Skechers (NYSE:SKX) is starting to get predictable. For the third quarter in a row, it has posted year-over-year revenue growth of 27%. The country's second-largest footwear brand clocked in with $978.8 million in revenue, 27% ahead of the $768 million it scored a year earlier.
The first time that his happened -- six months ago -- the stock got clobbered, losing nearly a third of its value. However, with growth expectations now reset, it's not going to be scaring anyone away.
The report gets even more comforting as we work our way down the income statement. Gross and operating margins widened, and net earnings soared 74%, to $97.6 million, translating into $0.63 a share.
Skechers has been growing a lot faster outside of the U.S. than in its home market, and it hit a significant milestone during the quarter. Its international business is now Skechers' largest segment.

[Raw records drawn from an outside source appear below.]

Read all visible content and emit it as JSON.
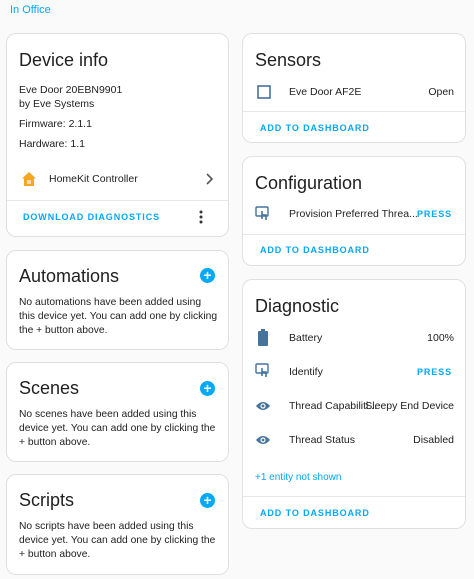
{
  "area_link": "In Office",
  "device_info": {
    "title": "Device info",
    "model": "Eve Door 20EBN9901",
    "manufacturer": "by Eve Systems",
    "firmware": "Firmware: 2.1.1",
    "hardware": "Hardware: 1.1",
    "integration": "HomeKit Controller",
    "download_label": "DOWNLOAD DIAGNOSTICS"
  },
  "automations": {
    "title": "Automations",
    "message": "No automations have been added using this device yet. You can add one by clicking the + button above."
  },
  "scenes": {
    "title": "Scenes",
    "message": "No scenes have been added using this device yet. You can add one by clicking the + button above."
  },
  "scripts": {
    "title": "Scripts",
    "message": "No scripts have been added using this device yet. You can add one by clicking the + button above."
  },
  "sensors": {
    "title": "Sensors",
    "entity_name": "Eve Door AF2E",
    "entity_state": "Open",
    "add_label": "ADD TO DASHBOARD"
  },
  "configuration": {
    "title": "Configuration",
    "entity_name": "Provision Preferred Threa...",
    "entity_action": "PRESS",
    "add_label": "ADD TO DASHBOARD"
  },
  "diagnostic": {
    "title": "Diagnostic",
    "rows": [
      {
        "name": "Battery",
        "value": "100%"
      },
      {
        "name": "Identify",
        "value": "PRESS"
      },
      {
        "name": "Thread Capabiliti...",
        "value": "Sleepy End Device"
      },
      {
        "name": "Thread Status",
        "value": "Disabled"
      }
    ],
    "hidden_entities": "+1 entity not shown",
    "add_label": "ADD TO DASHBOARD"
  },
  "colors": {
    "accent": "#03a9f4",
    "icon": "#44739e",
    "home": "#f5a623"
  }
}
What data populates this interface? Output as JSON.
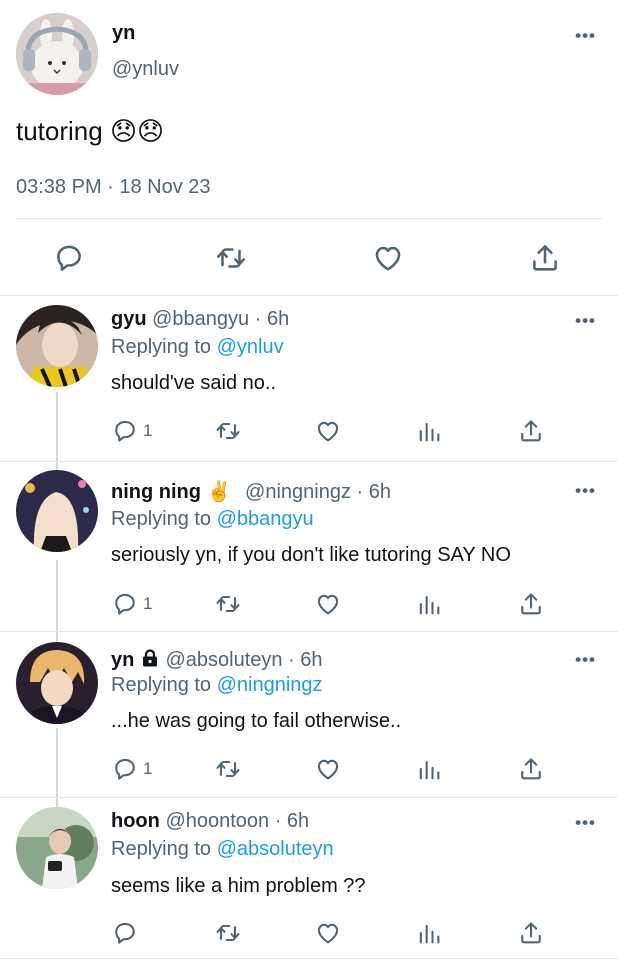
{
  "main_tweet": {
    "name": "yn",
    "handle": "@ynluv",
    "text": "tutoring 😞😞",
    "timestamp": "03:38 PM · 18 Nov 23",
    "more": "•••",
    "actions": [
      "reply-icon",
      "retweet-icon",
      "like-icon",
      "share-icon"
    ]
  },
  "replies": [
    {
      "name": "gyu",
      "badge": "",
      "handle": "@bbangyu · 6h",
      "replying_label": "Replying to",
      "replying_to": "@ynluv",
      "text": "should've said no..",
      "reply_count": "1",
      "more": "•••"
    },
    {
      "name": "ning ning",
      "badge": "✌️",
      "handle": "@ningningz · 6h",
      "replying_label": "Replying to",
      "replying_to": "@bbangyu",
      "text": "seriously yn, if you don't like tutoring SAY NO",
      "reply_count": "1",
      "more": "•••"
    },
    {
      "name": "yn",
      "badge": "lock-icon",
      "handle": "@absoluteyn · 6h",
      "replying_label": "Replying to",
      "replying_to": "@ningningz",
      "text": "...he was going to fail otherwise..",
      "reply_count": "1",
      "more": "•••"
    },
    {
      "name": "hoon",
      "badge": "",
      "handle": "@hoontoon · 6h",
      "replying_label": "Replying to",
      "replying_to": "@absoluteyn",
      "text": "seems like a him problem ??",
      "reply_count": "",
      "more": "•••"
    }
  ],
  "colors": {
    "text": "#0f1419",
    "secondary": "#536471",
    "link": "#1d9bf0",
    "divider": "#e3e6e8"
  }
}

This doesn't mean that growth overseas is masking problems closer to home. Its company-owned retail sales saw sales climb by 23%, fueled by a combination of expansion and a robust 9.8% spike in comparable-store sales. After opening 87 stores during the quarter, the store count stood at 1,397 as of the end of March.
There's also some welcome news in Skechers' domestic wholesale business. It rose 12% since the prior year. That may seem tame compared to the walking footwear giant's performance at its stores and in its international endeavors, but it's a welcome bit of accelerating growth. Domestic wholesale growth had been decelerating in each of the three previous quarters, falling to the single digits during the holiday quarter.
The performance on that front is encouraging, but Skechers does point out that there was a "shift forward of some domestic and international orders into the first quarter due to the Easter timing." That means that some of what would have been the current-quarter orders got booked back in March, a move that may have inflated the period's performance at the expense of the current quarter's year-over-year growth.
We'll see how that plays out in three months, but the market seems to like the news. The stock was trading 7% higher in after-hours trading, just minutes after the report came out.
Skechers still has a long way to go to get back to where it was when it peaked last summer. The stock closed today 44% below that all-time high.
"If growth is decent after we adjust for fluctuations in effective tax rates and foreign currencies, the market reaction will likely be more in line with the way it was last time out -- where the stock actually inched slightly higher on mixed financials -- than the way things played out two quarters ago when management's cockiness was exposed," I wrote last week in anticipation of the news.
The numbers turned out to be better than mixed, and the after-hours gain is also doing more than merely inching higher.